Creating the perfect menu

When thinking of all these practical considerations, it’s easy to forget that the dessert sits at the end of an overall meal; it’s part of a much larger experience, and has the power to finish a diner’s experience with a flourish, or leave them with an unsatisfied sweet tooth. Offering a balanced choice is the best way to cater to varied tastes – just as starters and mains usually feature meat, fish and vegetarian options, likewise Daniel stresses the importance of balance in a dessert menu.

For à la carte menus, Daniel recommends six options, covering a mix of dishes: both hot and cold, signature and innovative, popular ingredients and dietary requirements. ‘Personally I will always try to have one dish on the menu that is gluten-free and one that is nut-free, as these are the two most common dietary requirements you receive in a restaurant. I will also try if possible to put a dessert that is dairy-free, too, the main reason for this is so that the chefs do not have to make adjustments to a dish to try and suit a customer’s needs. For me there is nothing worse than having to remove elements/components from a dish, as it is then not a true reflection of the original dessert.’

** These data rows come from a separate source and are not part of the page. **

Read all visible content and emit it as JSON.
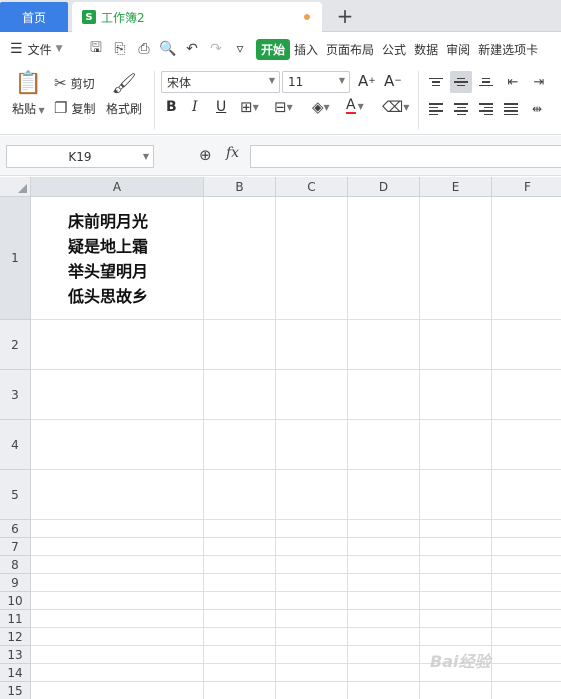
{
  "tabs": {
    "home_label": "首页",
    "doc_icon": "S",
    "doc_label": "工作簿2",
    "add_label": "+"
  },
  "menu": {
    "file_label": "文件",
    "ribbon_tabs": [
      "开始",
      "插入",
      "页面布局",
      "公式",
      "数据",
      "审阅",
      "新建选项卡"
    ]
  },
  "ribbon": {
    "paste_label": "粘贴",
    "cut_label": "剪切",
    "copy_label": "复制",
    "format_painter_label": "格式刷",
    "font_name": "宋体",
    "font_size": "11",
    "bold_label": "B",
    "italic_label": "I",
    "underline_label": "U",
    "grow_font_label": "A",
    "shrink_font_label": "A",
    "font_color_label": "A"
  },
  "formula_bar": {
    "name_box": "K19",
    "fx_label": "fx",
    "formula": ""
  },
  "sheet": {
    "columns": [
      "A",
      "B",
      "C",
      "D",
      "E",
      "F"
    ],
    "rows": [
      "1",
      "2",
      "3",
      "4",
      "5",
      "6",
      "7",
      "8",
      "9",
      "10",
      "11",
      "12",
      "13",
      "14",
      "15"
    ],
    "cell_A1_lines": [
      "床前明月光",
      "疑是地上霜",
      "举头望明月",
      "低头思故乡"
    ]
  },
  "watermark": "Bai经验"
}
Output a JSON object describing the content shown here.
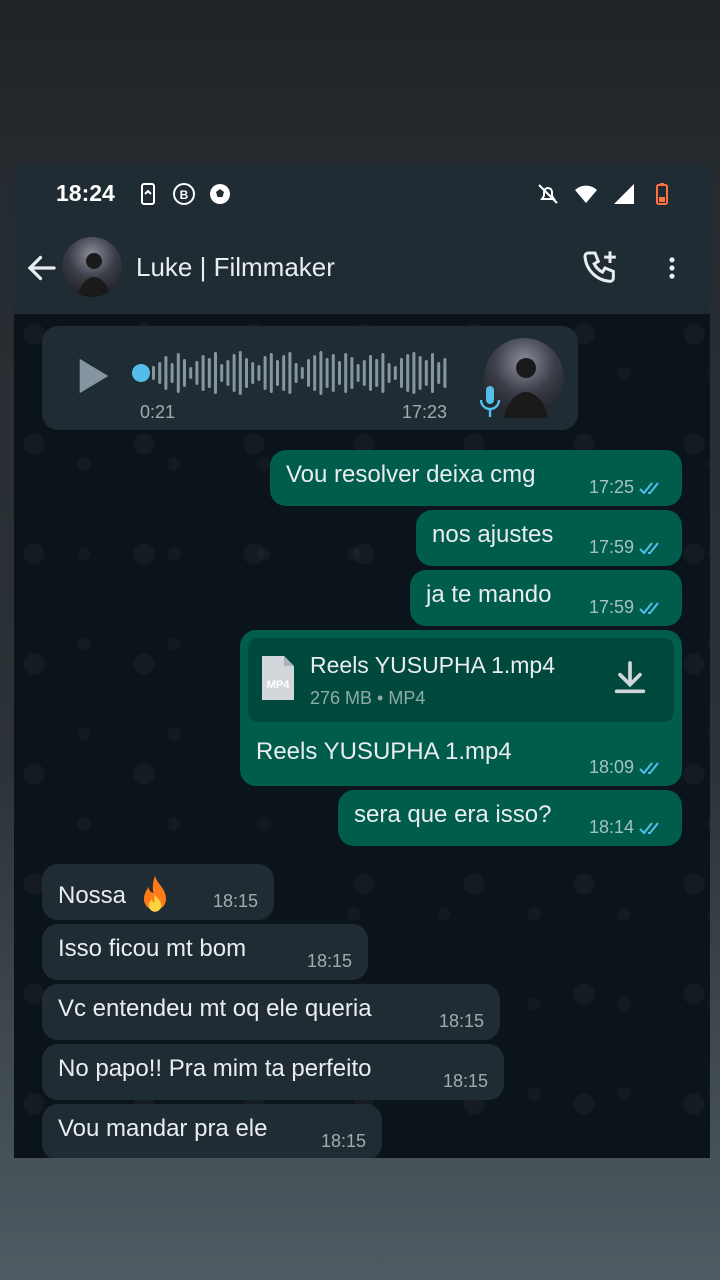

For ingredients, the balance again is needed to ensure both familiar choices and more adventurous options are available. It’ll come as no surprise, that in Daniel’s experience, chocolate desserts are usually the most popular choice on any menu, while classic combinations, such as rhubarb and custard or blackberry and apple, act as familiar flavours that diners are comfortable with, but Daniel likes to challenge the customer too: ‘on the Angler lunch menu we have a classic Breton cake with vanilla custard and apple purée, but I have added an apple and tarragon sorbet to accompany the dish. The combination works really well and the customer feedback is great – it adds a cleanliness to the dish and elevates it to the next level.’

In terms of seasonality, this requires both forward-planning and ‘flexibility’. For example, planning rhubarb recipes for the spring is obviously a must, but being able to guarantee exactly when the first shoots will be available or the continued quality of that product throughout the growing season isn’t possible. Likewise, an unexpected early crop of English strawberries, and it’s worth being one of the first restaurants to have them as a special on the menu. Making the most of this one ingredient requires balance; ‘sometimes less is more… you don’t want to be hiding its flavour under ten other flavours/ingredients’, while showcasing the same ingredient in different forms and techniques can add levels of complexity to the dish.

Personal tastes

Finding the careful balance of all these elements is part and parcel of Daniel’s job as a consultant, helping chefs create their menus that cater not only to their own personal style, but also to the restaurant’s needs and the customers’ wants. Daniel says ‘it is important to see other people’s perspectives’ and is a strong advocate of involving the wider team in tastings and development to gather feedback through every stage of the process. ‘In regards to flavours and ingredients, I think you have to be able to try as much as possible and not let your personal tastes dictate your menu, as ultimately you are cooking for the customer, not for yourself.’

If he had to choose though, what would be his all-time favourite dessert? ‘Apple tarte Tatin with vanilla ice cream. I’m classically trained and am a big fan of well-executed classic dishes. From the skill involved in making the puff pastry, the precision of the apple size, down to the colour of the caramel. This is a simple dish in theory but takes a lot of skill to execute to perfection, but if done well, I don’t think there is anything better!’

A classic apple tarte Tatin